··· Stored data ···

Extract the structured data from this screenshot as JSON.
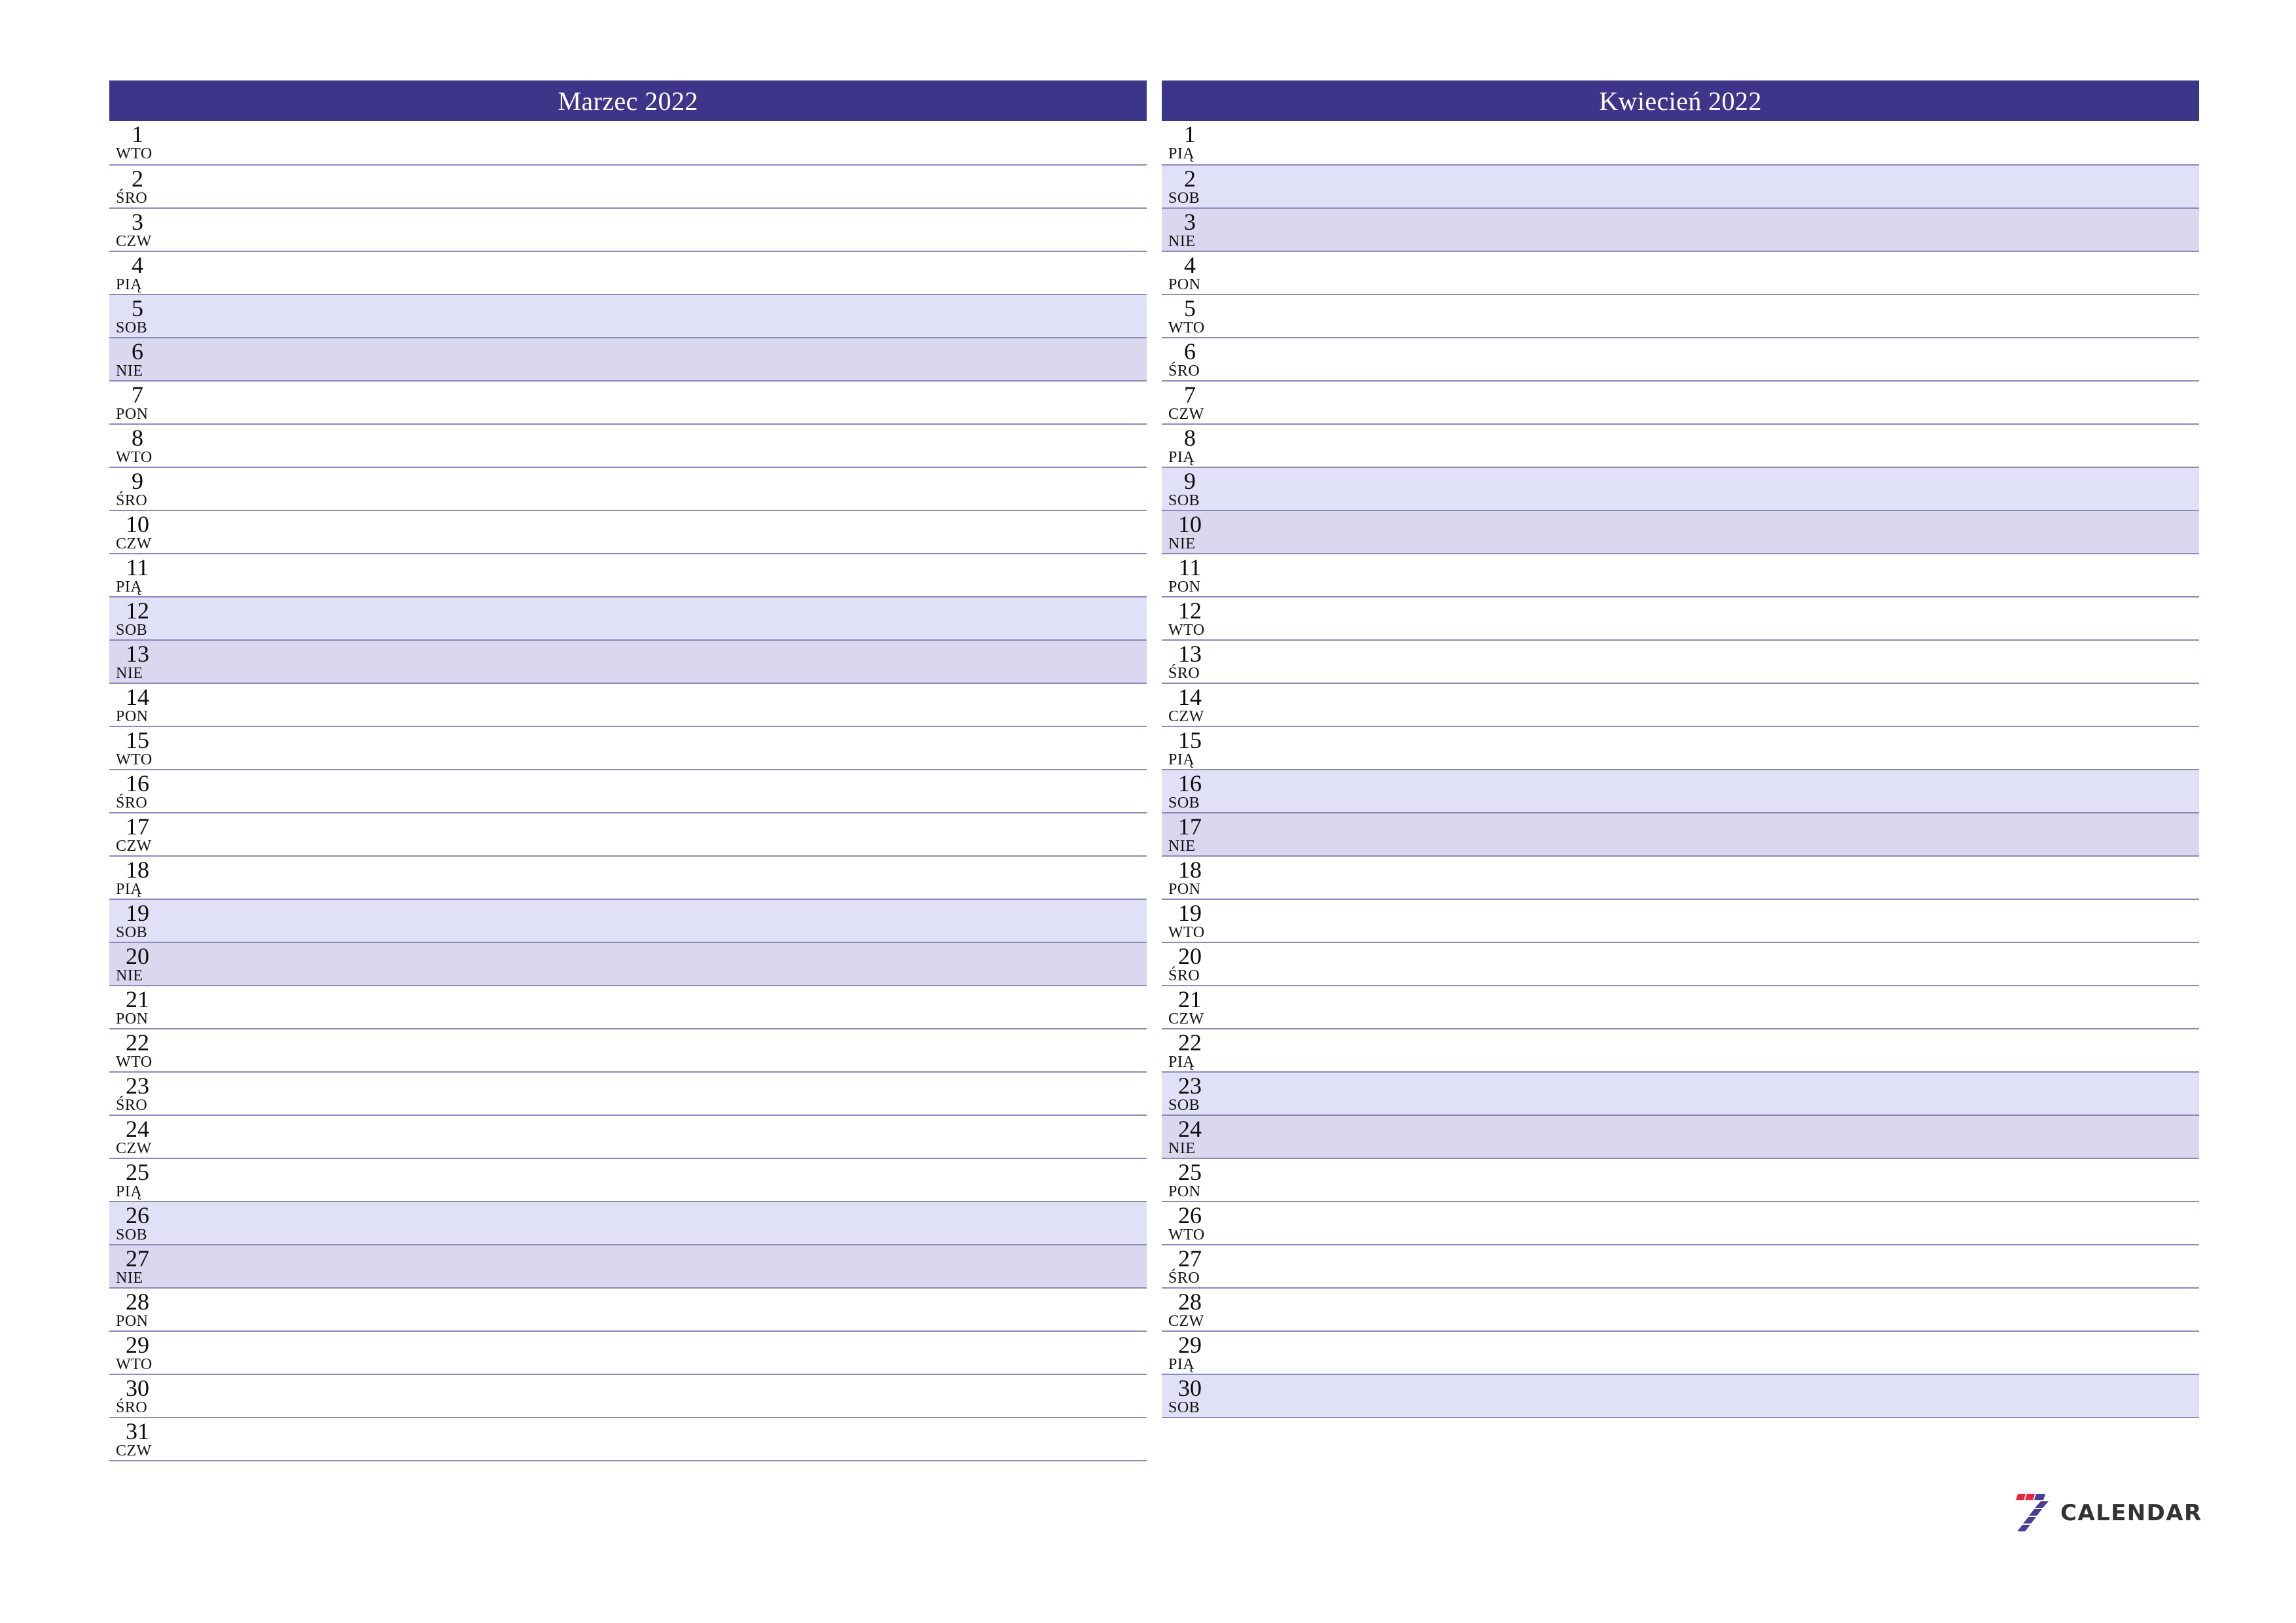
{
  "page": {
    "background": "#ffffff",
    "header_color": "#3d3589",
    "separator_color": "#8c89bb",
    "saturday_color": "#e0e1f6",
    "sunday_color": "#dbd7ee",
    "logo_red": "#f5203c",
    "logo_purple": "#4a3b9e",
    "logo_text_color": "#333333"
  },
  "months": [
    {
      "title": "Marzec 2022",
      "days": [
        {
          "num": "1",
          "abbr": "WTO",
          "kind": "weekday"
        },
        {
          "num": "2",
          "abbr": "ŚRO",
          "kind": "weekday"
        },
        {
          "num": "3",
          "abbr": "CZW",
          "kind": "weekday"
        },
        {
          "num": "4",
          "abbr": "PIĄ",
          "kind": "weekday"
        },
        {
          "num": "5",
          "abbr": "SOB",
          "kind": "sat"
        },
        {
          "num": "6",
          "abbr": "NIE",
          "kind": "sun"
        },
        {
          "num": "7",
          "abbr": "PON",
          "kind": "weekday"
        },
        {
          "num": "8",
          "abbr": "WTO",
          "kind": "weekday"
        },
        {
          "num": "9",
          "abbr": "ŚRO",
          "kind": "weekday"
        },
        {
          "num": "10",
          "abbr": "CZW",
          "kind": "weekday"
        },
        {
          "num": "11",
          "abbr": "PIĄ",
          "kind": "weekday"
        },
        {
          "num": "12",
          "abbr": "SOB",
          "kind": "sat"
        },
        {
          "num": "13",
          "abbr": "NIE",
          "kind": "sun"
        },
        {
          "num": "14",
          "abbr": "PON",
          "kind": "weekday"
        },
        {
          "num": "15",
          "abbr": "WTO",
          "kind": "weekday"
        },
        {
          "num": "16",
          "abbr": "ŚRO",
          "kind": "weekday"
        },
        {
          "num": "17",
          "abbr": "CZW",
          "kind": "weekday"
        },
        {
          "num": "18",
          "abbr": "PIĄ",
          "kind": "weekday"
        },
        {
          "num": "19",
          "abbr": "SOB",
          "kind": "sat"
        },
        {
          "num": "20",
          "abbr": "NIE",
          "kind": "sun"
        },
        {
          "num": "21",
          "abbr": "PON",
          "kind": "weekday"
        },
        {
          "num": "22",
          "abbr": "WTO",
          "kind": "weekday"
        },
        {
          "num": "23",
          "abbr": "ŚRO",
          "kind": "weekday"
        },
        {
          "num": "24",
          "abbr": "CZW",
          "kind": "weekday"
        },
        {
          "num": "25",
          "abbr": "PIĄ",
          "kind": "weekday"
        },
        {
          "num": "26",
          "abbr": "SOB",
          "kind": "sat"
        },
        {
          "num": "27",
          "abbr": "NIE",
          "kind": "sun"
        },
        {
          "num": "28",
          "abbr": "PON",
          "kind": "weekday"
        },
        {
          "num": "29",
          "abbr": "WTO",
          "kind": "weekday"
        },
        {
          "num": "30",
          "abbr": "ŚRO",
          "kind": "weekday"
        },
        {
          "num": "31",
          "abbr": "CZW",
          "kind": "weekday"
        }
      ]
    },
    {
      "title": "Kwiecień 2022",
      "days": [
        {
          "num": "1",
          "abbr": "PIĄ",
          "kind": "weekday"
        },
        {
          "num": "2",
          "abbr": "SOB",
          "kind": "sat"
        },
        {
          "num": "3",
          "abbr": "NIE",
          "kind": "sun"
        },
        {
          "num": "4",
          "abbr": "PON",
          "kind": "weekday"
        },
        {
          "num": "5",
          "abbr": "WTO",
          "kind": "weekday"
        },
        {
          "num": "6",
          "abbr": "ŚRO",
          "kind": "weekday"
        },
        {
          "num": "7",
          "abbr": "CZW",
          "kind": "weekday"
        },
        {
          "num": "8",
          "abbr": "PIĄ",
          "kind": "weekday"
        },
        {
          "num": "9",
          "abbr": "SOB",
          "kind": "sat"
        },
        {
          "num": "10",
          "abbr": "NIE",
          "kind": "sun"
        },
        {
          "num": "11",
          "abbr": "PON",
          "kind": "weekday"
        },
        {
          "num": "12",
          "abbr": "WTO",
          "kind": "weekday"
        },
        {
          "num": "13",
          "abbr": "ŚRO",
          "kind": "weekday"
        },
        {
          "num": "14",
          "abbr": "CZW",
          "kind": "weekday"
        },
        {
          "num": "15",
          "abbr": "PIĄ",
          "kind": "weekday"
        },
        {
          "num": "16",
          "abbr": "SOB",
          "kind": "sat"
        },
        {
          "num": "17",
          "abbr": "NIE",
          "kind": "sun"
        },
        {
          "num": "18",
          "abbr": "PON",
          "kind": "weekday"
        },
        {
          "num": "19",
          "abbr": "WTO",
          "kind": "weekday"
        },
        {
          "num": "20",
          "abbr": "ŚRO",
          "kind": "weekday"
        },
        {
          "num": "21",
          "abbr": "CZW",
          "kind": "weekday"
        },
        {
          "num": "22",
          "abbr": "PIĄ",
          "kind": "weekday"
        },
        {
          "num": "23",
          "abbr": "SOB",
          "kind": "sat"
        },
        {
          "num": "24",
          "abbr": "NIE",
          "kind": "sun"
        },
        {
          "num": "25",
          "abbr": "PON",
          "kind": "weekday"
        },
        {
          "num": "26",
          "abbr": "WTO",
          "kind": "weekday"
        },
        {
          "num": "27",
          "abbr": "ŚRO",
          "kind": "weekday"
        },
        {
          "num": "28",
          "abbr": "CZW",
          "kind": "weekday"
        },
        {
          "num": "29",
          "abbr": "PIĄ",
          "kind": "weekday"
        },
        {
          "num": "30",
          "abbr": "SOB",
          "kind": "sat"
        }
      ]
    }
  ],
  "logo": {
    "icon": "seven-bars-icon",
    "text": "CALENDAR"
  }
}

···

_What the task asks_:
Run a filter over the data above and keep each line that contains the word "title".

_Solved exercise_:
      "title": "Marzec 2022",
      "title": "Kwiecień 2022",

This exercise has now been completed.